How is Blood Alcohol Concentration Determined?

The amount of alcohol in a person's body is measured by the weight of the alcohol in a certain volume of blood. This is called the blood alcohol concentration, or "BAC." A driver's BAC can be measured by testing the blood, breath, urine or saliva. Breath testing is the primary method of testing used by law enforcement agencies. 

BAC is highly related to the amount of alcohol consumed over time. However, BAC is also influenced by other factors and the complex relationship makes it difficult for people to easily estimate BACs. For example, what is the BAC of a 125 pound woman, who is not an experienced drinker, who has four beers over two hours? Use the following form to find the answer:
 

Blood-Alcohol Concentration Calculator
Gender:
Weight:
(U.S. pounds)
Drinks Consumed:
(12 oz beer or equivalent)
Timeframe Consumed:

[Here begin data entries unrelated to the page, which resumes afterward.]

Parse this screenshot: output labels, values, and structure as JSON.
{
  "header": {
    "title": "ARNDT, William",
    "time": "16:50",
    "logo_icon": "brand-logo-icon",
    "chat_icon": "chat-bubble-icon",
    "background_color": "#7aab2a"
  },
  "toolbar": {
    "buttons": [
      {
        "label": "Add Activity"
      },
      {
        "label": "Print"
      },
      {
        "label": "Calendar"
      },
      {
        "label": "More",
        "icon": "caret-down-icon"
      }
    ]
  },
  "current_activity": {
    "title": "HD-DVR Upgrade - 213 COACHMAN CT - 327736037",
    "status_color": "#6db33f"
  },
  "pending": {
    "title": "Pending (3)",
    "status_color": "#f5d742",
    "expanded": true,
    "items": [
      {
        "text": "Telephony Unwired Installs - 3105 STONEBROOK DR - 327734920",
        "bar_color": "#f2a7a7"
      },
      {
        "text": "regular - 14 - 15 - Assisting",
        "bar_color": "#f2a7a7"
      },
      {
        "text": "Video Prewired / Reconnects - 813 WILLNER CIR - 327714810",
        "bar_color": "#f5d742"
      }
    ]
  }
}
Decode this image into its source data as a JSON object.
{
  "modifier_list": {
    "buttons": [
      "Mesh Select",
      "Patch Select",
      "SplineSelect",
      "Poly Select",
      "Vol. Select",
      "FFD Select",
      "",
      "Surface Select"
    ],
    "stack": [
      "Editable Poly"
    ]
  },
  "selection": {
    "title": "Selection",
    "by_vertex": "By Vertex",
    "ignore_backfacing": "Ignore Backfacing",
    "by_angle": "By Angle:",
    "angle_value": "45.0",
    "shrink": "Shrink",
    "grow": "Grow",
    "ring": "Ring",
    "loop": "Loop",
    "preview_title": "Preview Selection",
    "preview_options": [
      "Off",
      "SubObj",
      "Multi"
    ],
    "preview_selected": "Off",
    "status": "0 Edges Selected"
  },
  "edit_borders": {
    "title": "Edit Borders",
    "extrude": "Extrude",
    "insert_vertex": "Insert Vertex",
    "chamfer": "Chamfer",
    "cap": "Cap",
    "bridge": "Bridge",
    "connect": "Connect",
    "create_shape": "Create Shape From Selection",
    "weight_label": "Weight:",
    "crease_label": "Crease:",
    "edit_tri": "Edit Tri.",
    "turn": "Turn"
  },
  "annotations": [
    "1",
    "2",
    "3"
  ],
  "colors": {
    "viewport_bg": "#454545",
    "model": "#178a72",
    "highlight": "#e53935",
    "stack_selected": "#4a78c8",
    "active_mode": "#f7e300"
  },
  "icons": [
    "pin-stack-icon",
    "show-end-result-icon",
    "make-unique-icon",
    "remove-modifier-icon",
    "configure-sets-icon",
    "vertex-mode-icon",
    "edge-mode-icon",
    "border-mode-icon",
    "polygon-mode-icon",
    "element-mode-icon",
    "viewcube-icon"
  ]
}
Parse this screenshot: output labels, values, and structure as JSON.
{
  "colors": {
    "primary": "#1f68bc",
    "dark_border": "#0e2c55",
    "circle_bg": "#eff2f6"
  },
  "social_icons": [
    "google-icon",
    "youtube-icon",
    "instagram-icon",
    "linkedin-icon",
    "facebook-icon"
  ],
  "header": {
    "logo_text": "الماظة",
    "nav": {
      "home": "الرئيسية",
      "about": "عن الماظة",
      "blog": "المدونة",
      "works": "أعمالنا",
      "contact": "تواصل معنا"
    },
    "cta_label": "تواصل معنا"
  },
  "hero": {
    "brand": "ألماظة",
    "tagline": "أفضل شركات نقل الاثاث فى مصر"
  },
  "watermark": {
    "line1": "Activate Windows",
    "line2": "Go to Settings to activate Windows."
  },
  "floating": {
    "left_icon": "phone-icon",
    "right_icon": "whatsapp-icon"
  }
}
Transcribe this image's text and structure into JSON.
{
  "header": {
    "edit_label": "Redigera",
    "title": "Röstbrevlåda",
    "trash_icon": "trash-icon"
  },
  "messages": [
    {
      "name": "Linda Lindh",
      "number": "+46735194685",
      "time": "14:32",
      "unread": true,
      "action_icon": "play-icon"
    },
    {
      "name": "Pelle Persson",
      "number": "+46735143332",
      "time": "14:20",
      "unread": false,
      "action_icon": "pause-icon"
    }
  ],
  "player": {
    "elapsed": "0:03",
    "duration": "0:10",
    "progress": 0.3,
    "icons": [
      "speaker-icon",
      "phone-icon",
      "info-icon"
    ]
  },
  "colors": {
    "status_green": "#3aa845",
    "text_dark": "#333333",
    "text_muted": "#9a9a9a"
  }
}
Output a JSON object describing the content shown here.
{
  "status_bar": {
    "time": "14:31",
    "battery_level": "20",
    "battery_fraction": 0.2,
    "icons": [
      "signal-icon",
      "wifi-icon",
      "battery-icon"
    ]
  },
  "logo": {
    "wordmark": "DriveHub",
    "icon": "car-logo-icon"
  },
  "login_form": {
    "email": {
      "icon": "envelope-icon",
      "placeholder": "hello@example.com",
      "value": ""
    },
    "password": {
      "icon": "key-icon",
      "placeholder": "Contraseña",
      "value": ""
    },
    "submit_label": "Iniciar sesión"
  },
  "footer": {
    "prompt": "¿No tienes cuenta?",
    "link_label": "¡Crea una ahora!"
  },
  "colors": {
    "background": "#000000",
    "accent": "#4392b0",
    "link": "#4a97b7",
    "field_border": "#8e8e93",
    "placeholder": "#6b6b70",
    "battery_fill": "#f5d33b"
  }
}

B.A.C.:

It should be understood that what results is an estimate because the calculation is made on average values, for example, the amount of water in the body and in the blood, the average metabolism rate for a population, etc. The value estimated will certainly be correct for most individuals sharing characteristics placed into the computation, but may be greater or lesser depending on individual factors of which we do not have knowledge.

The estimate of BAC should not be used by individuals to decide whether or not to drive after drinking -- impairment can result from any amount of alcohol. However, it does provide the best available approximation of the number of drinks it takes for individuals to reach specific BACs.

Breath testing equipment is evaluated for precision and accuracy by the National Highway Traffic Safety Administration (NHTSA). Test instruments approved by NHTSA as conforming to specifications are accurate within plus or minus .005 of the true BAC value.

Return to the Safety Resource Center